(Items from an interface collection)
--

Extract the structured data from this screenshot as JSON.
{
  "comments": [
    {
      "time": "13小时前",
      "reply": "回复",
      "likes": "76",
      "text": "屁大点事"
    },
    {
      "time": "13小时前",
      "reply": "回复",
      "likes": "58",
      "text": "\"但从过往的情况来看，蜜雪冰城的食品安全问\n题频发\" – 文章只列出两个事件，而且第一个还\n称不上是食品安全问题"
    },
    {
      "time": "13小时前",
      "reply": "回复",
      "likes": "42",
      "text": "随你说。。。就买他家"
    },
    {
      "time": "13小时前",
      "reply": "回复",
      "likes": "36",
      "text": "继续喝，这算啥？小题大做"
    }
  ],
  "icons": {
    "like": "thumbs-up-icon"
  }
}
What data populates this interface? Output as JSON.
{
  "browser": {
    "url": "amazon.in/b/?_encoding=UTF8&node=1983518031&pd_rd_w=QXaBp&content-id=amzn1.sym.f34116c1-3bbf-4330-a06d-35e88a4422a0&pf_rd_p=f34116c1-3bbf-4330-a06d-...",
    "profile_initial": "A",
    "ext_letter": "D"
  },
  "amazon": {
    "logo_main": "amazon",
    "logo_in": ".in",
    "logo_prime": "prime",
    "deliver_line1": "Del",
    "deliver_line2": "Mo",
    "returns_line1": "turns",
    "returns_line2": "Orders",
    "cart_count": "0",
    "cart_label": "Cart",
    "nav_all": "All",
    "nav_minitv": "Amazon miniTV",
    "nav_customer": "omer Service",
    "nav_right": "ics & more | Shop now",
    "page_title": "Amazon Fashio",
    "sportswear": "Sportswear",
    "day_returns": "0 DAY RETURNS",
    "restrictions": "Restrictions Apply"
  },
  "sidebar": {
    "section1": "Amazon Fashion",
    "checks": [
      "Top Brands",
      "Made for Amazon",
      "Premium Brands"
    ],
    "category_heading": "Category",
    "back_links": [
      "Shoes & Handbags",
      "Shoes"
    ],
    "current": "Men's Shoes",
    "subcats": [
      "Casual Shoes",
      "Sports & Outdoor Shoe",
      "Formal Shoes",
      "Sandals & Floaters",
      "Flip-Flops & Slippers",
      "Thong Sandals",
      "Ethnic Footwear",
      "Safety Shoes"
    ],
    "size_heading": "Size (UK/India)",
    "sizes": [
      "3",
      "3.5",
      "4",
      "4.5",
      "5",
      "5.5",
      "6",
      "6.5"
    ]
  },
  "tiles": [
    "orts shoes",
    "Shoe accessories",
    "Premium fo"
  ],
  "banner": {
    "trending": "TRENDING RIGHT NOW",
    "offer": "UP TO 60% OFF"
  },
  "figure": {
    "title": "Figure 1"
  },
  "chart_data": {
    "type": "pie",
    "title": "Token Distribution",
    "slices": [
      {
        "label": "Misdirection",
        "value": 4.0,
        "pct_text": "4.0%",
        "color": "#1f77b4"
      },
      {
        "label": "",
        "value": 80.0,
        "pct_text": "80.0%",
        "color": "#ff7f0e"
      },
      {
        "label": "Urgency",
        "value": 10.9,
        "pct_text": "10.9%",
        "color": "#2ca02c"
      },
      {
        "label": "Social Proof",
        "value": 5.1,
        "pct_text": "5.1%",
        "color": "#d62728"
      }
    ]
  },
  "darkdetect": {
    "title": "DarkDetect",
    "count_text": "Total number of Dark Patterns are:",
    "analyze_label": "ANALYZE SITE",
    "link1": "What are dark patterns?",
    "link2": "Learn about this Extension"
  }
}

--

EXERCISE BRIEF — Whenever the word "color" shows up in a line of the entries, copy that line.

EXERCISE OUTPUT —
        "color": "#1f77b4"
        "color": "#ff7f0e"
        "color": "#2ca02c"
        "color": "#d62728"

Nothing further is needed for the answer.